If you like Tyrese Maxey’s infectious smile, then chances are you will certainly like recent Kentucky basketball signee Terrence Clarke.
“Terrence is a very charismatic young man. He has a million dollar smile that just lights up a room,” said Jason Smith, Clarke’s coach at Brewster Academy in New Hampshire. “We have had a lot of talented kids here over the years but not any have had the reputation he has while here in high school.”
Smith is also the associate director of admission at the school and noted how families got a questionnaire before visiting the school that asks if there is anyone in particular they would like to meet on the visit.
“Usually it would be like an art or history teacher or maybe a soccer coach,” Smith said. “In the last month we’ve had 10 or 15 asking to meet Terrence Clarke. That’s never happened.”
If Rivals.com recruiting writer David Sisk is right, that attention will only increase when Clarke gets to Kentucky next year.
“If a football team has a great receiver, you just throw it up to him and he comes down with it,” Sisk said. “Put Clarke in a one-on-one situation and give him the ball and he is going to score. John Calipari has not had a guard like him since he has been at Kentucky.
“John Wall would be the closest thing, but Terrence Clarke is a better shooter. He has all of the tools and God-given ability any player could ever want.”
Wall was the No. 1 overall draft pick in 2010 NBA draft after one year at UK and is a five-time NBA All-Star.
“John Wall was dynamic and a playmaker but with Clarke you can just say go get a basket and he will do it. There’s not many players who can do that,” Sisk said.
Give Calipari credit for sensing that early. When Clarke was a freshman, Calipari started recruiting him. The Boston native still remembers the first day coaches could contact players his freshman year and Calipari was the first coach to contact him. That made a lasting impression on Clarke, who also reclassified from the 2021 to the 2020 recruiting class when he picked UK.
Smith says only a true “hoops junkie” understands the level of basketball talent at New England prep schools. Current NBA standout Donovan Mitchell, who played at Louisville, didn’t average over 12 points per game in his two years at Brewster.
“We have a talented team and he knows if you are not playing and going hard somebody is waiting be- hind you to take your spot,” Smith said. “Terrence does possess a tremendous desire to be in the gym, which is different from a lot of his peers the last few years. He is consumed with getting better and has a great work ethic that coach Cal really likes. He’s a typical teenager playing video games and hanging out with friends but he’s mainly consumed with basketball.”
Smith wants to see Clarke become a better rebounder and defender — perhaps even a “lockdown” defender — this season. However, like Sisk, he knows Clarke’s offensive skills are extraordinary.

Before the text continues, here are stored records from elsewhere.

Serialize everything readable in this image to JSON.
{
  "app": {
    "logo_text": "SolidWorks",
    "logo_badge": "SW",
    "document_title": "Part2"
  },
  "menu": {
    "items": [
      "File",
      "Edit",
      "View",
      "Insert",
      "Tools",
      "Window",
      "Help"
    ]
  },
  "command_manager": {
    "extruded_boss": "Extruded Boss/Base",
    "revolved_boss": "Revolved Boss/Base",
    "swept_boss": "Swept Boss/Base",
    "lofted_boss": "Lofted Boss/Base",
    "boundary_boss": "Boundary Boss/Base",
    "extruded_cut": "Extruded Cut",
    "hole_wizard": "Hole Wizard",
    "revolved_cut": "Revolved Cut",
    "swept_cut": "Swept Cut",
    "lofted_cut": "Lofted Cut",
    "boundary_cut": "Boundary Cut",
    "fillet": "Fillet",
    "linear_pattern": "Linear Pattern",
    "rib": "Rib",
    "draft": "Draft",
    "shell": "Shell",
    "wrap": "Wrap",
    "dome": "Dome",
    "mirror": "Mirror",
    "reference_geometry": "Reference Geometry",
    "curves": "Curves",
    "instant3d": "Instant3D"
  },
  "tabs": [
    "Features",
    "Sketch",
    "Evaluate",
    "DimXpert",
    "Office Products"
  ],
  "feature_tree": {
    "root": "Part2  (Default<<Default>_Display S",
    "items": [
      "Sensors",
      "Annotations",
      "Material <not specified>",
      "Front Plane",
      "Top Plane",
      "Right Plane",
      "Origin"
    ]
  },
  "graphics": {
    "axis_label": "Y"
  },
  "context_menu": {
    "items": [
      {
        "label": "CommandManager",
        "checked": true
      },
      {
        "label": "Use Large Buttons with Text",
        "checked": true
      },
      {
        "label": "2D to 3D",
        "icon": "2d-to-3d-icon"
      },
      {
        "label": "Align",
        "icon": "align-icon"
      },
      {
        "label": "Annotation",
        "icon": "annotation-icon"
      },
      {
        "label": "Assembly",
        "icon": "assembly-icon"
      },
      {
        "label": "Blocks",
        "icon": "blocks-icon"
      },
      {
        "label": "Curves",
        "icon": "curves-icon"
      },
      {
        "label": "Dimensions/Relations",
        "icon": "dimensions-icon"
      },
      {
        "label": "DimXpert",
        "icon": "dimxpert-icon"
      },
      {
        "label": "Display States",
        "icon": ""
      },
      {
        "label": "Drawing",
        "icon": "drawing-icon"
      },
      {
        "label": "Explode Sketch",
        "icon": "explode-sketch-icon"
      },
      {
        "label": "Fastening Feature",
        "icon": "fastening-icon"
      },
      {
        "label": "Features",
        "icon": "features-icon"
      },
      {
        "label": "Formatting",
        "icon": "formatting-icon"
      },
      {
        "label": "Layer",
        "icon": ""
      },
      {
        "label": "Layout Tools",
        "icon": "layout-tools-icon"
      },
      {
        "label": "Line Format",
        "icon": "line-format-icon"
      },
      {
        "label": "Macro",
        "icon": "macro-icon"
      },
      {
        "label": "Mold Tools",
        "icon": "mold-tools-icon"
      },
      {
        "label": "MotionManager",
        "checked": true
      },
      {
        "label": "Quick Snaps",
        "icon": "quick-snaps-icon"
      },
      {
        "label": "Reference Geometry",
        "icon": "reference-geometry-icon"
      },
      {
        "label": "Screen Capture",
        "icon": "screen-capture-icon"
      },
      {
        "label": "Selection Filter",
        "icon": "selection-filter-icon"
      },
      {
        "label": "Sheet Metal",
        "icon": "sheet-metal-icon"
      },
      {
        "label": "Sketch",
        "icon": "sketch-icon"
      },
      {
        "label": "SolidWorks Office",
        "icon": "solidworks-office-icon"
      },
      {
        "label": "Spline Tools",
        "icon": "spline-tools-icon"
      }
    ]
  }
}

“His ability to create separation from a defender is as good as any- one I have ever coached here. It is off the chart,” Smith said. “He needs to be a more consistent 3-point shooter and is putting in the time to do that. But his ability to create space is at the elite level.
“He’s going to Kentucky because of coach Cal’s reputation, the school’s tradition, the proven history of putting guys in to the NBA that are successful, and to be around other high level players. If he had not wanted to play with or be around other high level players, he would not have come to Brewster. He’s not afraid to share the spotlight the way Cal likes his guys to do and he’ll listen and do what Cal tells him to do for the team and to get better.”